[Problem description] In the listing below, which lines contain the string "object"? Copy them all.

══════

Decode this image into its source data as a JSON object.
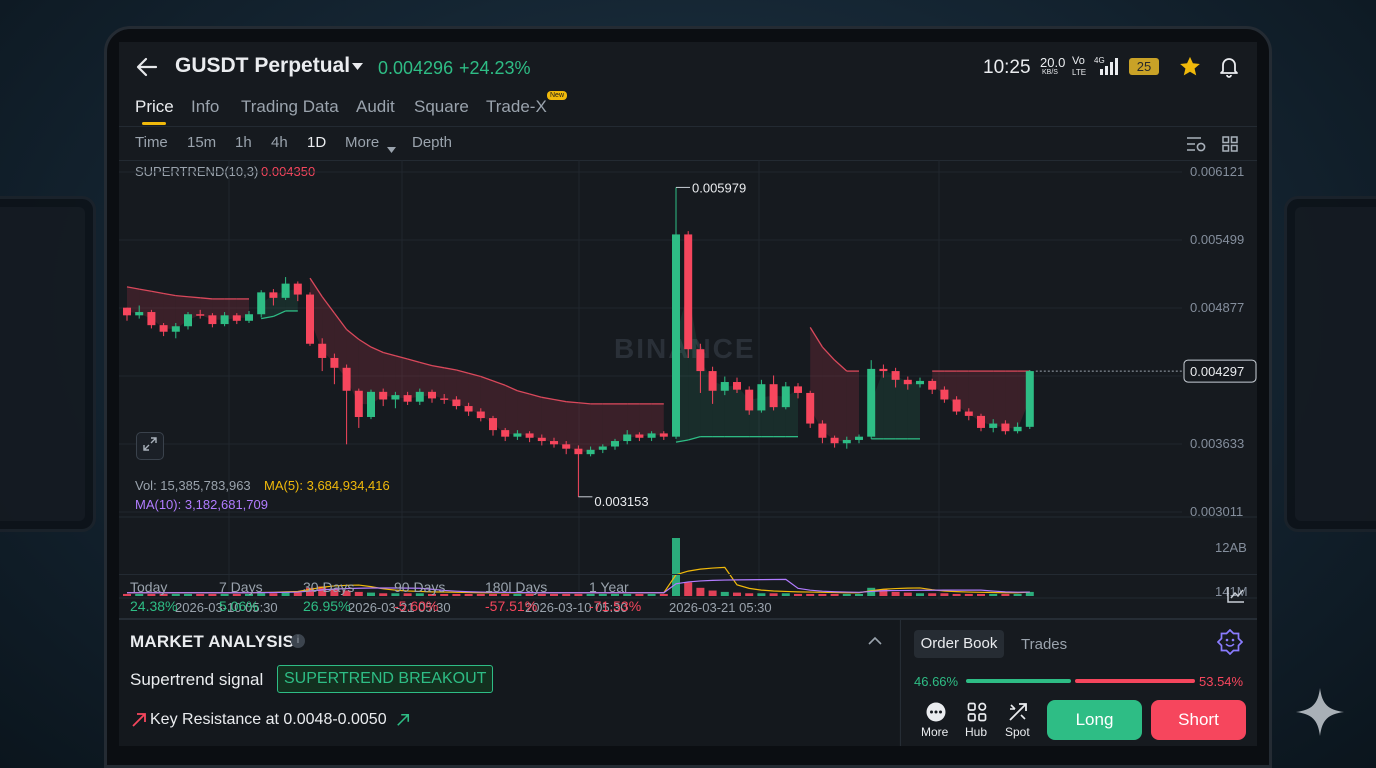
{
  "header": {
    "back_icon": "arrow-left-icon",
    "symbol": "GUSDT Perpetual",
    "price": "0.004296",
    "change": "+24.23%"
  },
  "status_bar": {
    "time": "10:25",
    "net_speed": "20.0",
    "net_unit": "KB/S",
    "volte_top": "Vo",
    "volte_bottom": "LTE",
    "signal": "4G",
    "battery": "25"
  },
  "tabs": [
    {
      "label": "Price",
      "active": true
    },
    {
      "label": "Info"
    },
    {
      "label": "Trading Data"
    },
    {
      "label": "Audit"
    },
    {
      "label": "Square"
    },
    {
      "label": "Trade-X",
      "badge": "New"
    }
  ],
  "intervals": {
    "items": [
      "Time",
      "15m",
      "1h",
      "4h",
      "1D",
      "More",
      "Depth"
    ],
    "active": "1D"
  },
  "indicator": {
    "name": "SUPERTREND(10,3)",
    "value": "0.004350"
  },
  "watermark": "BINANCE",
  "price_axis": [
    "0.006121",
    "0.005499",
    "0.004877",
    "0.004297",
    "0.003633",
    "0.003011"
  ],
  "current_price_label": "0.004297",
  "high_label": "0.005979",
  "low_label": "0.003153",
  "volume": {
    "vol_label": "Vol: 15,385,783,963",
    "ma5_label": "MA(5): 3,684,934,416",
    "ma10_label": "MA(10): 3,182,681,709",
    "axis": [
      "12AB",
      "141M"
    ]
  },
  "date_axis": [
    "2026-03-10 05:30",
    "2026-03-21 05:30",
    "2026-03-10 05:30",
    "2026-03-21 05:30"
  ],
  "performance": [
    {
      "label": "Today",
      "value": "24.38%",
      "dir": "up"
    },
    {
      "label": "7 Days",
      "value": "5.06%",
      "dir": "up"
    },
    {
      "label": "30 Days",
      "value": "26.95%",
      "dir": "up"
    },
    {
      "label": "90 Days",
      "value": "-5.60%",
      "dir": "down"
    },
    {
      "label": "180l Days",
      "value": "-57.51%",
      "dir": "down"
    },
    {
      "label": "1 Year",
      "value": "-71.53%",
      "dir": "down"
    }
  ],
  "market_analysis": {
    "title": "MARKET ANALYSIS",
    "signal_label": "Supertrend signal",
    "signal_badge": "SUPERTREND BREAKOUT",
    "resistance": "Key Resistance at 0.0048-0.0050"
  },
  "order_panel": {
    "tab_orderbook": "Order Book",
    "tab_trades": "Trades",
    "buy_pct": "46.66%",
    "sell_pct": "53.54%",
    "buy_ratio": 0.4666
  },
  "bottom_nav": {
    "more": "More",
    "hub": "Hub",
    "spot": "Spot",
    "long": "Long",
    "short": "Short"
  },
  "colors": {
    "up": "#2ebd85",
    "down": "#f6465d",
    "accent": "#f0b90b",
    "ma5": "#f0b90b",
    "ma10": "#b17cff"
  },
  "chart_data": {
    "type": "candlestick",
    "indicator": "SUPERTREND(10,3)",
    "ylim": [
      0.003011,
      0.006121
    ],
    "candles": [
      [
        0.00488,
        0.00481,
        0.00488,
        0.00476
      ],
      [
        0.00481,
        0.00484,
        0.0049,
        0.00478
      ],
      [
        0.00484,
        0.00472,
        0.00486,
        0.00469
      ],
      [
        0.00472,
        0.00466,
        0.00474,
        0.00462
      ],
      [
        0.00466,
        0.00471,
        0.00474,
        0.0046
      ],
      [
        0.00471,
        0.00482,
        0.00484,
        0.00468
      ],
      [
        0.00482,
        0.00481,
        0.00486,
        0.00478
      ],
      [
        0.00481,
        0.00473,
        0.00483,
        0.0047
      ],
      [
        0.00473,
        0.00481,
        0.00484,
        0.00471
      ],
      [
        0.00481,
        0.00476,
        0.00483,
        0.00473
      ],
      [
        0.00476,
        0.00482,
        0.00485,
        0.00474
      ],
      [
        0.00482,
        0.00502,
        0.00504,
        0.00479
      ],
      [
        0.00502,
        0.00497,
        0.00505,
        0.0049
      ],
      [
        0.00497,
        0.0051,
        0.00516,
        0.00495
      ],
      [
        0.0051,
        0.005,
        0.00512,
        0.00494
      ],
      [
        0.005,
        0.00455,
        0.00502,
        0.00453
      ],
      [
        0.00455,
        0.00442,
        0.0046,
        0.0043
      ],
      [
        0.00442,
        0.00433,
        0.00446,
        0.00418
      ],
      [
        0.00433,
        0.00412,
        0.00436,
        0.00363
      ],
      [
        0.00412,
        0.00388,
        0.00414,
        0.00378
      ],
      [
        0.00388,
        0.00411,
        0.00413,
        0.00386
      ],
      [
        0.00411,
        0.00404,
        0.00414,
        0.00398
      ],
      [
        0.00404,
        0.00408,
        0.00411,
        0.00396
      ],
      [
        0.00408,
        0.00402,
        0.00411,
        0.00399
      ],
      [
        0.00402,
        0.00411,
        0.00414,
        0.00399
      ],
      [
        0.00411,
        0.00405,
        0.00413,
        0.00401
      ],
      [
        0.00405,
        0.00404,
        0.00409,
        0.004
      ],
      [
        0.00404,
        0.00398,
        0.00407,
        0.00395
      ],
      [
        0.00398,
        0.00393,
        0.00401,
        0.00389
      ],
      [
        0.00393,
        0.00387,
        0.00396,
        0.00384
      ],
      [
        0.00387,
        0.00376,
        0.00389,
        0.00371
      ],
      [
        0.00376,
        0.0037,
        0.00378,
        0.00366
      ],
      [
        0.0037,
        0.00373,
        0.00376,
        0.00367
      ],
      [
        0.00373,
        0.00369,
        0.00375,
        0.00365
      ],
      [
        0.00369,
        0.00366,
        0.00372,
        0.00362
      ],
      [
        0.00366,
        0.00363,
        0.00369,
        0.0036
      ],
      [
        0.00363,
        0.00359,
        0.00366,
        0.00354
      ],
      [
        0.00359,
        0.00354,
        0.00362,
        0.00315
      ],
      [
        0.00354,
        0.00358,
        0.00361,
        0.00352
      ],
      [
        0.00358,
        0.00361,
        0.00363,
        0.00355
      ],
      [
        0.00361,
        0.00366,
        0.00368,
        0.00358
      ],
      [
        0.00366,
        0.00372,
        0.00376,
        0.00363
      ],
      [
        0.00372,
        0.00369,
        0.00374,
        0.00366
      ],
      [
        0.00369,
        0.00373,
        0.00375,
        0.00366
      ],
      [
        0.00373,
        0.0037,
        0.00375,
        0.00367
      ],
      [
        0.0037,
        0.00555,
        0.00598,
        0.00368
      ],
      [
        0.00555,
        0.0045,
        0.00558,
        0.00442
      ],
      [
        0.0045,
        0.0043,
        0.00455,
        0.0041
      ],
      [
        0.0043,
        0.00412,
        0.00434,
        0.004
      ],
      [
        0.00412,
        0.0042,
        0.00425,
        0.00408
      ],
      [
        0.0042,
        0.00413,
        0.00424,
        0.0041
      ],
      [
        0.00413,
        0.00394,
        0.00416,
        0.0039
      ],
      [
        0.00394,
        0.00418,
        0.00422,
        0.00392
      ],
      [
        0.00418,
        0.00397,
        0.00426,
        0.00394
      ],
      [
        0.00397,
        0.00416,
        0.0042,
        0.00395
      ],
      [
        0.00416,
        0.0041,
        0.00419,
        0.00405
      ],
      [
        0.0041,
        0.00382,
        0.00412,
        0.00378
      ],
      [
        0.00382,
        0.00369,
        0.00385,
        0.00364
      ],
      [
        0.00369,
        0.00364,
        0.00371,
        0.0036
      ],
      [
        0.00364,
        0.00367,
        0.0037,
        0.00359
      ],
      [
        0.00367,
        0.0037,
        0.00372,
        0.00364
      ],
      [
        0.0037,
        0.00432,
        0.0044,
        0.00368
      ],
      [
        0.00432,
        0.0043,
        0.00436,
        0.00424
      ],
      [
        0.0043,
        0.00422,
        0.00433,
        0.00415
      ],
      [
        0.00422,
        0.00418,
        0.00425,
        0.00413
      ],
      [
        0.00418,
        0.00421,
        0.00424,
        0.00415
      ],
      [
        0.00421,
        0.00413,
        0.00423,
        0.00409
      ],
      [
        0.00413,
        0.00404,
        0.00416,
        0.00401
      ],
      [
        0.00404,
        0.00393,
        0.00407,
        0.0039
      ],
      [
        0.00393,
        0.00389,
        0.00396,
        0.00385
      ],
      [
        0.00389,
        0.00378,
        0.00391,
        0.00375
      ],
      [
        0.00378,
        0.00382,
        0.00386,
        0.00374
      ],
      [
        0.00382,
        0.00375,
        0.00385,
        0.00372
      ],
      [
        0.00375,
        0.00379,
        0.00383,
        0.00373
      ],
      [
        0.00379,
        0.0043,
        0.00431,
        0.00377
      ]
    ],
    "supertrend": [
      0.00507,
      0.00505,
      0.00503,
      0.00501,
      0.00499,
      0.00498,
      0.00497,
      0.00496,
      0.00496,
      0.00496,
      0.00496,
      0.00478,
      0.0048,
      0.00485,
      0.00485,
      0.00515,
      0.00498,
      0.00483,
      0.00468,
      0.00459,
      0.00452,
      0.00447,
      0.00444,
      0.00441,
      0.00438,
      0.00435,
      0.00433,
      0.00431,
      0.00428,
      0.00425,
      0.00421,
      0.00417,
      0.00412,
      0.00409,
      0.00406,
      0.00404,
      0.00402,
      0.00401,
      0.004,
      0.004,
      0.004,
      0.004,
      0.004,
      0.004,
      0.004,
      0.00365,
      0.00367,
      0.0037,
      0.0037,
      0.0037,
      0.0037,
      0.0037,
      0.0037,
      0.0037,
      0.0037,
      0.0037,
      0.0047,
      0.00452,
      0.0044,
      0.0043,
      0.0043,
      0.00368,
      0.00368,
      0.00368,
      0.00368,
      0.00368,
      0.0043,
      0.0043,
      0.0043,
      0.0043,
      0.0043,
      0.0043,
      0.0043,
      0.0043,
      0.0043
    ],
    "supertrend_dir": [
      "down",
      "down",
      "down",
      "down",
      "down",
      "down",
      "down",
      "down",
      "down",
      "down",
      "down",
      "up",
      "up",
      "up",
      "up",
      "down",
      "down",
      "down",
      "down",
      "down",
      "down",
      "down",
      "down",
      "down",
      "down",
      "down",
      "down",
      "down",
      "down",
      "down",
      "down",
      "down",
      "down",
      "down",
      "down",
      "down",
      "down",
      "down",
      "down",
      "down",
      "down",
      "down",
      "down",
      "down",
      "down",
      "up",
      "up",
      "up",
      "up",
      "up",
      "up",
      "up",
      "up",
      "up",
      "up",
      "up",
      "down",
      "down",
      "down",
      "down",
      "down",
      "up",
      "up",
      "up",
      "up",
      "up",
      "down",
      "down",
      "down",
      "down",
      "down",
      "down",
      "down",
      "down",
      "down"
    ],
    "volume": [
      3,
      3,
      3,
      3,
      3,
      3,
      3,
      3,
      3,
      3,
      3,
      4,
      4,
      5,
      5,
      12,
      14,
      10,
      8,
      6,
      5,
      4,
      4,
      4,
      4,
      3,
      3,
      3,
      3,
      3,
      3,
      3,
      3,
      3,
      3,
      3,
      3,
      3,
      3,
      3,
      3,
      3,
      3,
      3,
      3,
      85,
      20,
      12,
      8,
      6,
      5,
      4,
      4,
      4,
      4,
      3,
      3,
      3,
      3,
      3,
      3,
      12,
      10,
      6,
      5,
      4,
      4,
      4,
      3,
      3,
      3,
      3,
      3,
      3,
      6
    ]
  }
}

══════

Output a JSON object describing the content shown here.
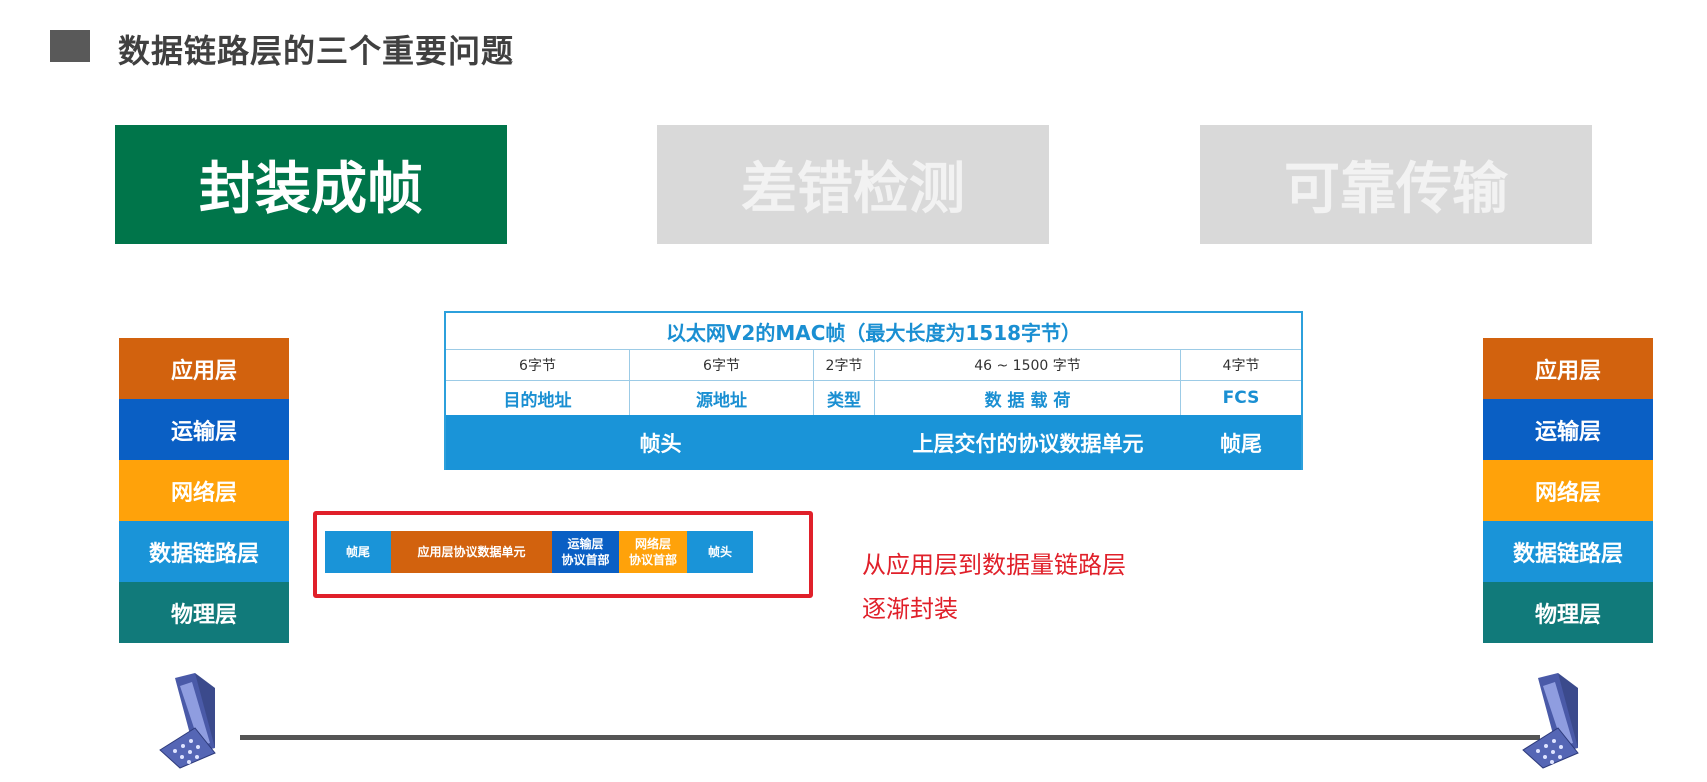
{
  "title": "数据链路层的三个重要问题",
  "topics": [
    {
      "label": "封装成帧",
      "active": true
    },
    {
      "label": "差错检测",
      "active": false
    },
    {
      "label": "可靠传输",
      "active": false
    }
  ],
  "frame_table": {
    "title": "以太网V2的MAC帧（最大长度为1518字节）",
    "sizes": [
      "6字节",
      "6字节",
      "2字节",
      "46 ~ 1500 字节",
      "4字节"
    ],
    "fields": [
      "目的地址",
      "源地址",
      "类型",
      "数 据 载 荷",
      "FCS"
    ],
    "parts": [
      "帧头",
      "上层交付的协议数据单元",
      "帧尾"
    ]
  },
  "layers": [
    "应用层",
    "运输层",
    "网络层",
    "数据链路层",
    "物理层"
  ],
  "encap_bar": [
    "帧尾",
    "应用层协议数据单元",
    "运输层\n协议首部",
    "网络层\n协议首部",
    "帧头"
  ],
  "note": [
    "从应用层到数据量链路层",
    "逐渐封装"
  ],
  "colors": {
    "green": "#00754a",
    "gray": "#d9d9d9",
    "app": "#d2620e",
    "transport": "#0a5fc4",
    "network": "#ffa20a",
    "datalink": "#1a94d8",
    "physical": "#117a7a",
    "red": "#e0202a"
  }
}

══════

[Solution to this task]
Decode this image into its source data as a JSON object.
Output a JSON object describing the content shown here.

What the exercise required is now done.